That's the first reaction any longstanding anti-Scientologist will probably have when reading the brilliant and thundering decision announced Thursday by Los Angeles Superior Court Judge Paul G. Breckenridge.
In terms that will surely widen the existing cracks in Scientology's foundations, Judge Breckenridge said, "The organization (Scientology) clearly is schizophrenic and paranoid, and this bizarre combination seems to be a reflection of its founder ...."
Breckenridge ruled that a former sect archivist, Gerald Armstrong was justified in taking thousands of Scientology documents when he fled from the sect in 1982.
The court ruling will give encouragement to other disenchanted Scientology members who want to escape from their masters but who are afraid to.
Armstrong was afraid that, if he left the sect, Hubbard and his underlings would kill him. To reduce the chances of that, Armstrong reached into the files and removed tape recordings, letters and official orders. Then he made his escape.

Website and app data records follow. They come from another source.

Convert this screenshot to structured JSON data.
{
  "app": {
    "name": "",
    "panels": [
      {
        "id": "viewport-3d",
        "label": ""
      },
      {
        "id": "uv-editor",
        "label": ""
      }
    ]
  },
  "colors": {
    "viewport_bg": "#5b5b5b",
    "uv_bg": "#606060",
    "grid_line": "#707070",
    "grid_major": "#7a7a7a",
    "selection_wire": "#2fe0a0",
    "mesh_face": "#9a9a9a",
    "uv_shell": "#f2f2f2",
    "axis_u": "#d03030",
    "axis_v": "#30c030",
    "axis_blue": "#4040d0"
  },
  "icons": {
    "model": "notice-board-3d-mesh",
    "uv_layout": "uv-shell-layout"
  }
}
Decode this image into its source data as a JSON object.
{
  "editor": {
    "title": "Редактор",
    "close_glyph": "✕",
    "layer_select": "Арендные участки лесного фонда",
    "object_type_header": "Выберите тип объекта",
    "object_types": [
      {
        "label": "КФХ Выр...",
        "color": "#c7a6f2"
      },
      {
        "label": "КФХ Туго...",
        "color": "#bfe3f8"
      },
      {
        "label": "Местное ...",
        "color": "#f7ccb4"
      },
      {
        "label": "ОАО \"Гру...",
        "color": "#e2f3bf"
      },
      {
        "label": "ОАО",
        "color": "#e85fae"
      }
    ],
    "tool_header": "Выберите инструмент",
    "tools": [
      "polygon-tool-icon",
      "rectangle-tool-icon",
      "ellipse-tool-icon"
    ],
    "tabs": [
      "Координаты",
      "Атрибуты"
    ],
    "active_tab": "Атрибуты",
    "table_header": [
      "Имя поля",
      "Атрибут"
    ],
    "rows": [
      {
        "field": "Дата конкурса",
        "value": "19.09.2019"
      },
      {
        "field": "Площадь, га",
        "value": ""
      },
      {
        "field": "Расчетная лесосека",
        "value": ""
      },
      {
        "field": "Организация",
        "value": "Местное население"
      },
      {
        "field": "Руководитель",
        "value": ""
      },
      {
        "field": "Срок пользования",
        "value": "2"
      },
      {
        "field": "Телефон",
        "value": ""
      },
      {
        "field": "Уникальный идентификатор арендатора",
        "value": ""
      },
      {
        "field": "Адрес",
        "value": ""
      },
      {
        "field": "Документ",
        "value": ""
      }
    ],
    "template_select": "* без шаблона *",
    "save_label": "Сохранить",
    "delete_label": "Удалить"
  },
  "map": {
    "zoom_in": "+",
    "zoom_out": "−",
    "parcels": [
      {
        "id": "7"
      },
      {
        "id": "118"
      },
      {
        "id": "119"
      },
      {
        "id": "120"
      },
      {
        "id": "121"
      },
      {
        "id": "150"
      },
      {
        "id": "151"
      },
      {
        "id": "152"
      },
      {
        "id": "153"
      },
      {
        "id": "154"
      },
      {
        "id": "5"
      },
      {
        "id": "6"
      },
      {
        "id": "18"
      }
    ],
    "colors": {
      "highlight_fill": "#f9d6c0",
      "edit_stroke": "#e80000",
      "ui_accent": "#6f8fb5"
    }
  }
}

In effect, by taking the secret, "inside" materials, Armstrong did exactly what Scientology has done to its new enrollees for years. New members are required to reveal the most intimate and potentially embarrassing facts about themselves; Scientology then uses these confessions as a form of blackmail against any members who might rebel against the sect.
Another important part of the Breckenridge decision is his statement that founder L. Ron Hubbard is "the alter ego" of Scientology and that Hubbard controls the sect through subsidiary "orgs" or organizations.
The implication of that ruling could be that Hubbard, who has contended that he no longer has any say-so about Scientology's operations, may be found subject to subpoenas and other court actions in the years ahead. His self-imposed exile may be coming to an end.
Scientologists like to speak about their "wins." Barring unfavorable actions by an appeals courts, Judge Breckenridge's ruling constitutes a major win for Armstrong, for Clearwater, for anti-Scientologists everywhere, but most of all for truth and justice.